## Task statement
The result should be all the records, exact and complete, without a single picture.
○ ○ ○
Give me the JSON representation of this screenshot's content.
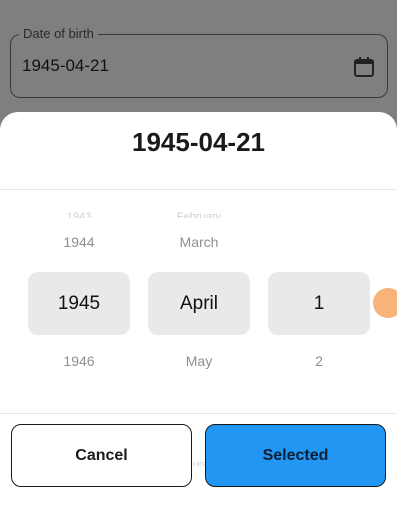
{
  "field": {
    "label": "Date of birth",
    "value": "1945-04-21"
  },
  "sheet": {
    "title": "1945-04-21",
    "year": {
      "prev": "1944",
      "selected": "1945",
      "next": "1946"
    },
    "month": {
      "prev": "March",
      "selected": "April",
      "next": "May"
    },
    "day": {
      "prev": "",
      "selected": "1",
      "next": "2"
    },
    "cancel_label": "Cancel",
    "confirm_label": "Selected"
  },
  "colors": {
    "accent": "#2196f3",
    "scrim": "#7f7f7f",
    "selected_bg": "#e9e9e9",
    "handle": "#f7b37a"
  },
  "icons": {
    "field_icon": "calendar-icon"
  }
}
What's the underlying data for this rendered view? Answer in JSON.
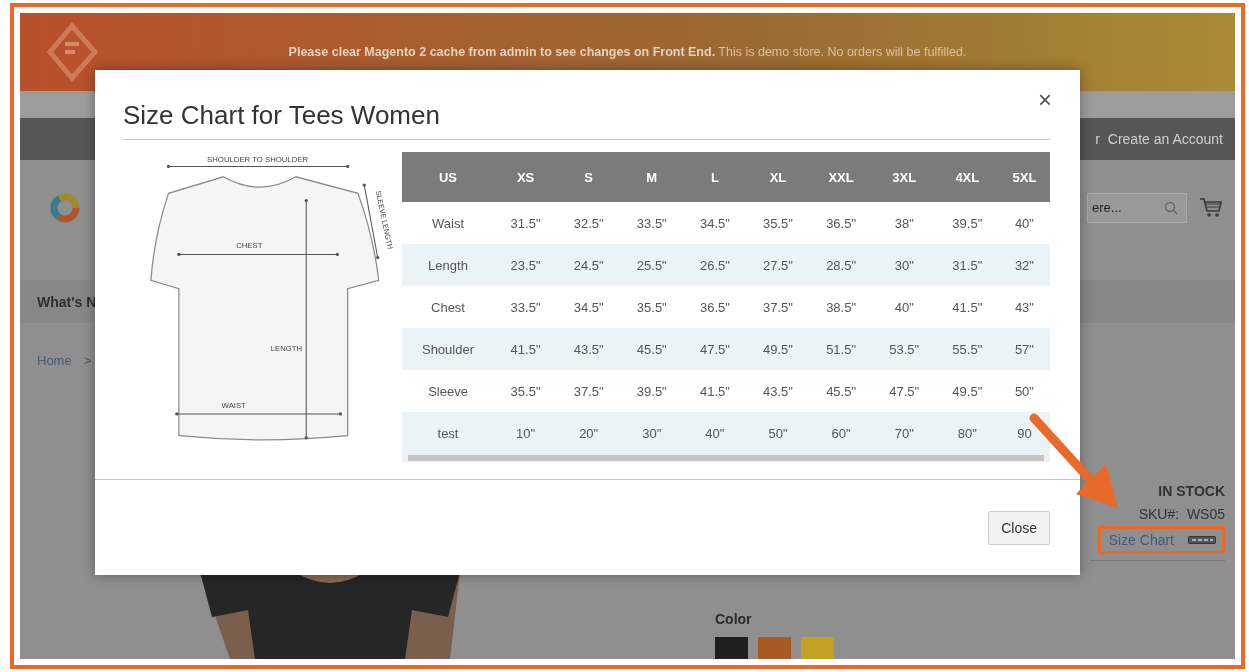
{
  "notice": {
    "text": "**Please clear Magento 2 cache from admin to see changes on Front End.** This is demo store. No orders will be fulfilled."
  },
  "top_links": [
    "r",
    "Create an Account"
  ],
  "search": {
    "placeholder": "ere..."
  },
  "nav": {
    "items": [
      "What's N"
    ]
  },
  "breadcrumb": [
    "Home",
    ">"
  ],
  "product": {
    "stock": "IN STOCK",
    "sku_label": "SKU#:",
    "sku": "WS05",
    "size_chart_link": "Size Chart",
    "highlighted": true
  },
  "color": {
    "label": "Color",
    "swatches": [
      {
        "color": "#1f1f1f"
      },
      {
        "color": "#a85a22"
      },
      {
        "color": "#c2a022"
      }
    ]
  },
  "modal": {
    "title": "Size Chart for Tees Women",
    "close_icon": "×",
    "diagram_labels": {
      "shoulder": "SHOULDER TO SHOULDER",
      "chest": "CHEST",
      "sleeve": "SLEEVE LENGTH",
      "length": "LENGTH",
      "waist": "WAIST"
    },
    "table": {
      "columns": [
        "US",
        "XS",
        "S",
        "M",
        "L",
        "XL",
        "XXL",
        "3XL",
        "4XL",
        "5XL"
      ],
      "rows": [
        [
          "Waist",
          "31.5\"",
          "32.5\"",
          "33.5\"",
          "34.5\"",
          "35.5\"",
          "36.5\"",
          "38\"",
          "39.5\"",
          "40\""
        ],
        [
          "Length",
          "23.5\"",
          "24.5\"",
          "25.5\"",
          "26.5\"",
          "27.5\"",
          "28.5\"",
          "30\"",
          "31.5\"",
          "32\""
        ],
        [
          "Chest",
          "33.5\"",
          "34.5\"",
          "35.5\"",
          "36.5\"",
          "37.5\"",
          "38.5\"",
          "40\"",
          "41.5\"",
          "43\""
        ],
        [
          "Shoulder",
          "41.5\"",
          "43.5\"",
          "45.5\"",
          "47.5\"",
          "49.5\"",
          "51.5\"",
          "53.5\"",
          "55.5\"",
          "57\""
        ],
        [
          "Sleeve",
          "35.5\"",
          "37.5\"",
          "39.5\"",
          "41.5\"",
          "43.5\"",
          "45.5\"",
          "47.5\"",
          "49.5\"",
          "50\""
        ],
        [
          "test",
          "10\"",
          "20\"",
          "30\"",
          "40\"",
          "50\"",
          "60\"",
          "70\"",
          "80\"",
          "90"
        ]
      ]
    },
    "close_button": "Close"
  }
}
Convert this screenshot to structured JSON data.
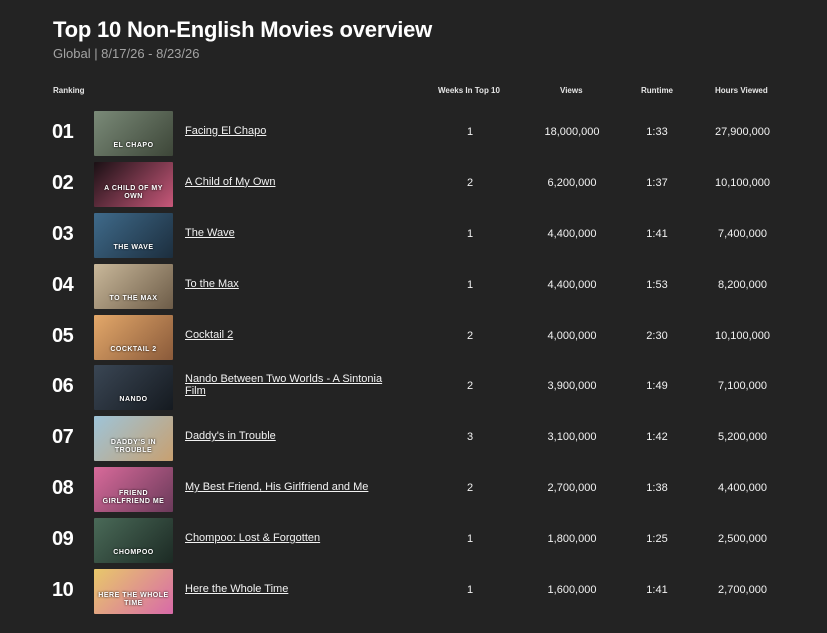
{
  "header": {
    "title": "Top 10 Non-English Movies overview",
    "subtitle": "Global | 8/17/26 - 8/23/26"
  },
  "columns": {
    "ranking": "Ranking",
    "weeks": "Weeks In Top 10",
    "views": "Views",
    "runtime": "Runtime",
    "hours": "Hours Viewed"
  },
  "rows": [
    {
      "rank": "01",
      "title": "Facing El Chapo",
      "weeks": "1",
      "views": "18,000,000",
      "runtime": "1:33",
      "hours": "27,900,000",
      "thumb_text": "EL CHAPO",
      "c1": "#7a8a78",
      "c2": "#3d4638"
    },
    {
      "rank": "02",
      "title": "A Child of My Own",
      "weeks": "2",
      "views": "6,200,000",
      "runtime": "1:37",
      "hours": "10,100,000",
      "thumb_text": "A CHILD OF MY OWN",
      "c1": "#1a1014",
      "c2": "#c8587a"
    },
    {
      "rank": "03",
      "title": "The Wave",
      "weeks": "1",
      "views": "4,400,000",
      "runtime": "1:41",
      "hours": "7,400,000",
      "thumb_text": "THE WAVE",
      "c1": "#3f6a8a",
      "c2": "#1c2e3e"
    },
    {
      "rank": "04",
      "title": "To the Max",
      "weeks": "1",
      "views": "4,400,000",
      "runtime": "1:53",
      "hours": "8,200,000",
      "thumb_text": "TO THE MAX",
      "c1": "#c9b89a",
      "c2": "#6d5c48"
    },
    {
      "rank": "05",
      "title": "Cocktail 2",
      "weeks": "2",
      "views": "4,000,000",
      "runtime": "2:30",
      "hours": "10,100,000",
      "thumb_text": "COCKTAIL 2",
      "c1": "#e3a86a",
      "c2": "#8a5a3a"
    },
    {
      "rank": "06",
      "title": "Nando Between Two Worlds - A Sintonia Film",
      "weeks": "2",
      "views": "3,900,000",
      "runtime": "1:49",
      "hours": "7,100,000",
      "thumb_text": "NANDO",
      "c1": "#3a4654",
      "c2": "#151a20"
    },
    {
      "rank": "07",
      "title": "Daddy's in Trouble",
      "weeks": "3",
      "views": "3,100,000",
      "runtime": "1:42",
      "hours": "5,200,000",
      "thumb_text": "DADDY'S IN TROUBLE",
      "c1": "#9ec4d8",
      "c2": "#c8a070"
    },
    {
      "rank": "08",
      "title": "My Best Friend, His Girlfriend and Me",
      "weeks": "2",
      "views": "2,700,000",
      "runtime": "1:38",
      "hours": "4,400,000",
      "thumb_text": "FRIEND GIRLFRIEND ME",
      "c1": "#d86a9a",
      "c2": "#6a3a5a"
    },
    {
      "rank": "09",
      "title": "Chompoo: Lost & Forgotten",
      "weeks": "1",
      "views": "1,800,000",
      "runtime": "1:25",
      "hours": "2,500,000",
      "thumb_text": "CHOMPOO",
      "c1": "#4a6a58",
      "c2": "#1c2a24"
    },
    {
      "rank": "10",
      "title": "Here the Whole Time",
      "weeks": "1",
      "views": "1,600,000",
      "runtime": "1:41",
      "hours": "2,700,000",
      "thumb_text": "HERE THE WHOLE TIME",
      "c1": "#e8c86a",
      "c2": "#d86aa8"
    }
  ]
}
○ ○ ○
## Result
Give me the JSON representation of this screenshot's content.
{
  "field": {
    "label": "Date of birth",
    "value": "1945-04-21"
  },
  "sheet": {
    "title": "1945-04-21",
    "year": {
      "prev": "1944",
      "selected": "1945",
      "next": "1946"
    },
    "month": {
      "prev": "March",
      "selected": "April",
      "next": "May"
    },
    "day": {
      "prev": "",
      "selected": "1",
      "next": "2"
    },
    "cancel_label": "Cancel",
    "confirm_label": "Selected"
  },
  "colors": {
    "accent": "#2196f3",
    "scrim": "#7f7f7f",
    "selected_bg": "#e9e9e9",
    "handle": "#f7b37a"
  },
  "icons": {
    "field_icon": "calendar-icon"
  }
}
What's the underlying data for this rendered view? Answer in JSON.
{
  "notice": {
    "text": "**Please clear Magento 2 cache from admin to see changes on Front End.** This is demo store. No orders will be fulfilled."
  },
  "top_links": [
    "r",
    "Create an Account"
  ],
  "search": {
    "placeholder": "ere..."
  },
  "nav": {
    "items": [
      "What's N"
    ]
  },
  "breadcrumb": [
    "Home",
    ">"
  ],
  "product": {
    "stock": "IN STOCK",
    "sku_label": "SKU#:",
    "sku": "WS05",
    "size_chart_link": "Size Chart",
    "highlighted": true
  },
  "color": {
    "label": "Color",
    "swatches": [
      {
        "color": "#1f1f1f"
      },
      {
        "color": "#a85a22"
      },
      {
        "color": "#c2a022"
      }
    ]
  },
  "modal": {
    "title": "Size Chart for Tees Women",
    "close_icon": "×",
    "diagram_labels": {
      "shoulder": "SHOULDER TO SHOULDER",
      "chest": "CHEST",
      "sleeve": "SLEEVE LENGTH",
      "length": "LENGTH",
      "waist": "WAIST"
    },
    "table": {
      "columns": [
        "US",
        "XS",
        "S",
        "M",
        "L",
        "XL",
        "XXL",
        "3XL",
        "4XL",
        "5XL"
      ],
      "rows": [
        [
          "Waist",
          "31.5\"",
          "32.5\"",
          "33.5\"",
          "34.5\"",
          "35.5\"",
          "36.5\"",
          "38\"",
          "39.5\"",
          "40\""
        ],
        [
          "Length",
          "23.5\"",
          "24.5\"",
          "25.5\"",
          "26.5\"",
          "27.5\"",
          "28.5\"",
          "30\"",
          "31.5\"",
          "32\""
        ],
        [
          "Chest",
          "33.5\"",
          "34.5\"",
          "35.5\"",
          "36.5\"",
          "37.5\"",
          "38.5\"",
          "40\"",
          "41.5\"",
          "43\""
        ],
        [
          "Shoulder",
          "41.5\"",
          "43.5\"",
          "45.5\"",
          "47.5\"",
          "49.5\"",
          "51.5\"",
          "53.5\"",
          "55.5\"",
          "57\""
        ],
        [
          "Sleeve",
          "35.5\"",
          "37.5\"",
          "39.5\"",
          "41.5\"",
          "43.5\"",
          "45.5\"",
          "47.5\"",
          "49.5\"",
          "50\""
        ],
        [
          "test",
          "10\"",
          "20\"",
          "30\"",
          "40\"",
          "50\"",
          "60\"",
          "70\"",
          "80\"",
          "90"
        ]
      ]
    },
    "close_button": "Close"
  }
}
Convert this screenshot to structured JSON data.
{
  "header": {
    "title": "Top 10 Non-English Movies overview",
    "subtitle": "Global | 8/17/26 - 8/23/26"
  },
  "columns": {
    "ranking": "Ranking",
    "weeks": "Weeks In Top 10",
    "views": "Views",
    "runtime": "Runtime",
    "hours": "Hours Viewed"
  },
  "rows": [
    {
      "rank": "01",
      "title": "Facing El Chapo",
      "weeks": "1",
      "views": "18,000,000",
      "runtime": "1:33",
      "hours": "27,900,000",
      "thumb_text": "EL CHAPO",
      "c1": "#7a8a78",
      "c2": "#3d4638"
    },
    {
      "rank": "02",
      "title": "A Child of My Own",
      "weeks": "2",
      "views": "6,200,000",
      "runtime": "1:37",
      "hours": "10,100,000",
      "thumb_text": "A CHILD OF MY OWN",
      "c1": "#1a1014",
      "c2": "#c8587a"
    },
    {
      "rank": "03",
      "title": "The Wave",
      "weeks": "1",
      "views": "4,400,000",
      "runtime": "1:41",
      "hours": "7,400,000",
      "thumb_text": "THE WAVE",
      "c1": "#3f6a8a",
      "c2": "#1c2e3e"
    },
    {
      "rank": "04",
      "title": "To the Max",
      "weeks": "1",
      "views": "4,400,000",
      "runtime": "1:53",
      "hours": "8,200,000",
      "thumb_text": "TO THE MAX",
      "c1": "#c9b89a",
      "c2": "#6d5c48"
    },
    {
      "rank": "05",
      "title": "Cocktail 2",
      "weeks": "2",
      "views": "4,000,000",
      "runtime": "2:30",
      "hours": "10,100,000",
      "thumb_text": "COCKTAIL 2",
      "c1": "#e3a86a",
      "c2": "#8a5a3a"
    },
    {
      "rank": "06",
      "title": "Nando Between Two Worlds - A Sintonia Film",
      "weeks": "2",
      "views": "3,900,000",
      "runtime": "1:49",
      "hours": "7,100,000",
      "thumb_text": "NANDO",
      "c1": "#3a4654",
      "c2": "#151a20"
    },
    {
      "rank": "07",
      "title": "Daddy's in Trouble",
      "weeks": "3",
      "views": "3,100,000",
      "runtime": "1:42",
      "hours": "5,200,000",
      "thumb_text": "DADDY'S IN TROUBLE",
      "c1": "#9ec4d8",
      "c2": "#c8a070"
    },
    {
      "rank": "08",
      "title": "My Best Friend, His Girlfriend and Me",
      "weeks": "2",
      "views": "2,700,000",
      "runtime": "1:38",
      "hours": "4,400,000",
      "thumb_text": "FRIEND GIRLFRIEND ME",
      "c1": "#d86a9a",
      "c2": "#6a3a5a"
    },
    {
      "rank": "09",
      "title": "Chompoo: Lost & Forgotten",
      "weeks": "1",
      "views": "1,800,000",
      "runtime": "1:25",
      "hours": "2,500,000",
      "thumb_text": "CHOMPOO",
      "c1": "#4a6a58",
      "c2": "#1c2a24"
    },
    {
      "rank": "10",
      "title": "Here the Whole Time",
      "weeks": "1",
      "views": "1,600,000",
      "runtime": "1:41",
      "hours": "2,700,000",
      "thumb_text": "HERE THE WHOLE TIME",
      "c1": "#e8c86a",
      "c2": "#d86aa8"
    }
  ]
}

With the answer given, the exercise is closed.